You can read about it from the fresh publication by SALTO Think Tank on Youth Participation which was written by Alex Farrow and co-created with thinkers from across the European continent. This paper aims to harness collective expertise, experience and perspectives: the first section considers the state of youth participation and explores the models that assist in defining, analysing and evaluating participation. It particularly notes the lack of reliable and comprehensive data and provides an overview of the European policy landscape. Building on this foundation, the second section considers the new and emerging trends in participation and youth activism – such as threats from the far-right, shifting expectations and power and the use of technology as a tool for change.
In 2011, Museum Victoria launched the Identity: Yours, Mine, Ours (IYMO) exhibition at the Immigration Museum in Melbourne. This major long-term exhibition targeted secondary school students as a primary audience, its key themes addressing curriculum units relating to identity, belonging and ethnicity. The exhibition’s core aims were to provide a dynamic participatory environment that encouraged reflection, challenged assumptions and compelled visitors to think about ways they could effect positive change in their everyday lives.
This project aimed to understand the public role of museums in countering racism and promoting positive attitudes and acceptance toward people from diverse racial, ethnic and cultural groups.
The Ethnic Communities Council of Victoria (ECCV) and the Alfred Deakin Institute for Citizenship and Globalisation (ADI), Deakin University share a common concern with understanding intergenerational issues among newly arrived communities in Victoria.
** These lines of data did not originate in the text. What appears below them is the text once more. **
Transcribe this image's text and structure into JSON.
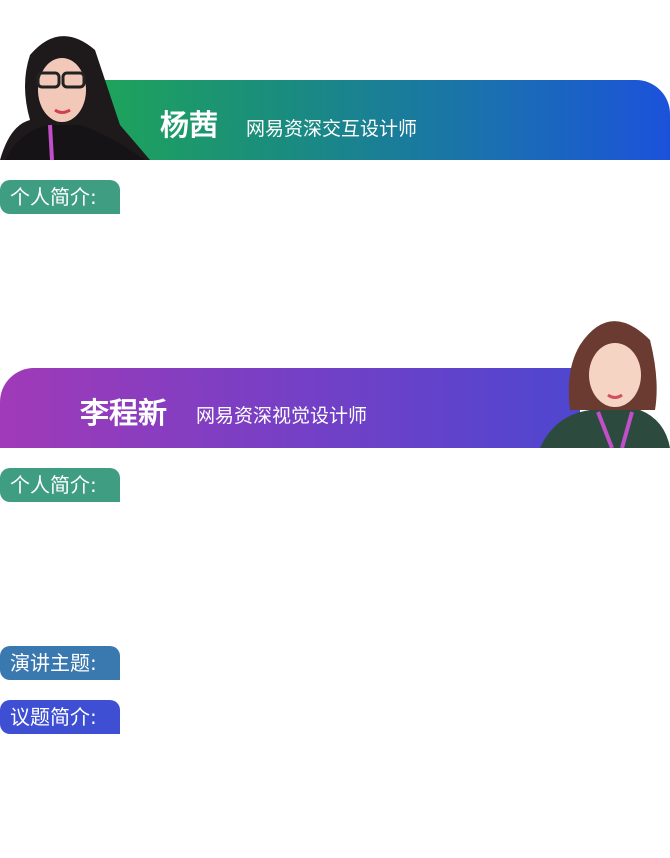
{
  "speakers": [
    {
      "name": "杨茜",
      "title": "网易资深交互设计师",
      "intro_label": "个人简介:",
      "gradient": [
        "#1ea35a",
        "#1b52db"
      ]
    },
    {
      "name": "李程新",
      "title": "网易资深视觉设计师",
      "intro_label": "个人简介:",
      "gradient": [
        "#a03ab8",
        "#4f46d0"
      ]
    }
  ],
  "talk": {
    "topic_label": "演讲主题:",
    "summary_label": "议题简介:"
  },
  "colors": {
    "intro_tag": "#3f9e82",
    "topic_tag": "#3a78b0",
    "summary_tag": "#3e4fd4"
  }
}
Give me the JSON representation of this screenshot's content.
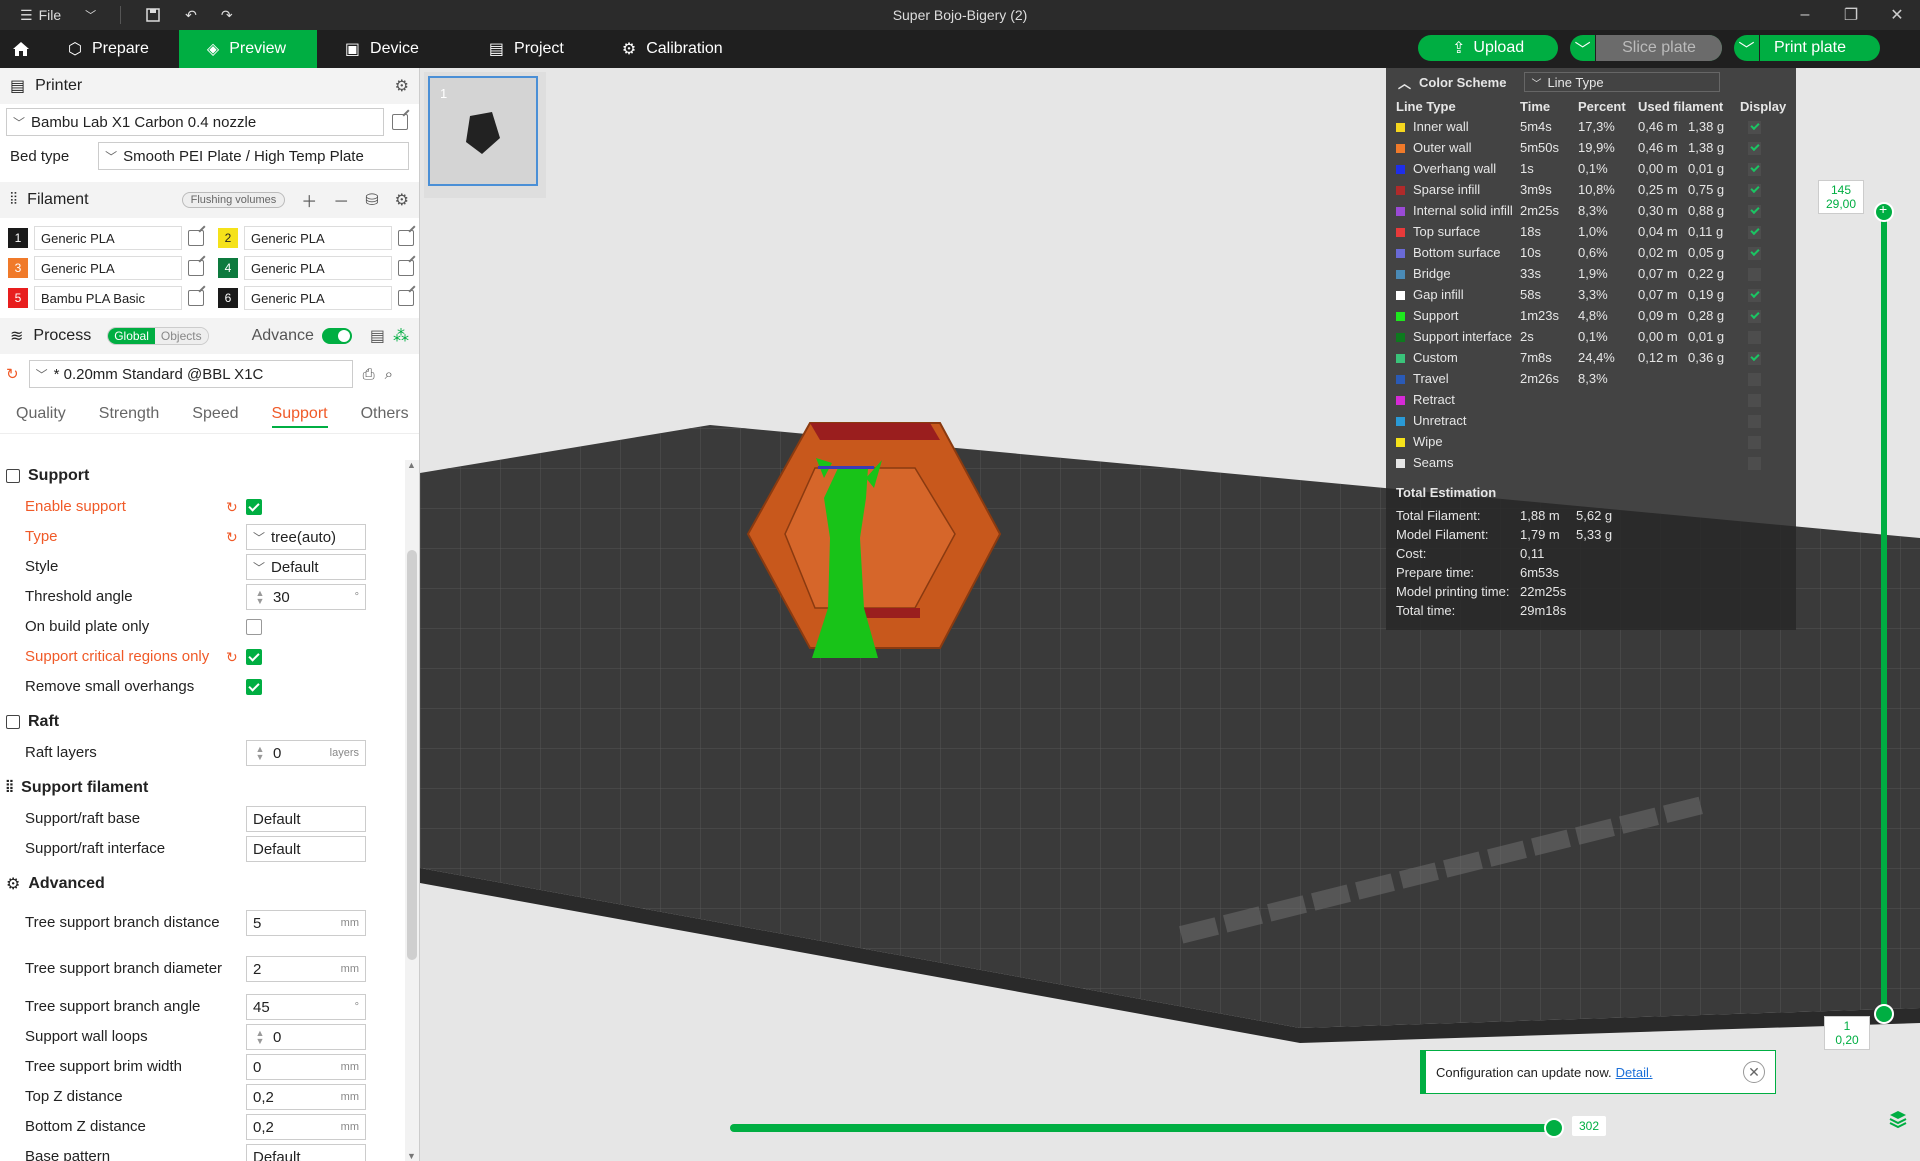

Intergenerational relationships serve as both a strength and vulnerability during the often harsh process of family migration. These tensions are often not easily understood by research and policy makers, not least because community emotions can fall outside the scope of the policy process. Compounding this is a contemporary policy climate focusing on social cohesion and disengaged youth.
This study examines the nature of relations between parents and adolescents in newly-arrived migrant communities in Victoria, Australia as they negotiate the challenges of migration, settlement and integration.
The course Interreligious Understanding Today has been designed to meet this need. It consists of two modules (part-time and flexible) – 'Exploring the Principles' and 'Addressing the Issues' – which together with Induction and Conclusion weeks lasts for 10 weeks in total.
An new African musical piece for children brought by Akoo Books, a publisher and digital distributor of African audiobooks based in Ghana, to introduce them to the individual instruments of the African orchestra and accompany the story ‘Suma Went Walking’, written by Nana Dadson. Each character is represented by an African musical instrument and theme, 10 amazing instruments in all!
It tells the story of a girl, Suma, who takes a walk and meets animals who compare themselves to her. The story is written in English and has been translated to 8 different African languages. The idea of a pan-African symphonic story was inspired by Prokiev’s ‘Peter and the Wolf’. The motivation behind this prokject is the wish to make a composition that would bring the magic and excitement of African musical instruments to children and provide an exciting new way to engage them with the performance of African music in schools.
Such project facilitate an intercultural dialogue thanks to its translation in multiple languages, bringing to many children knowledge about a significant part of African intangible heritage: music!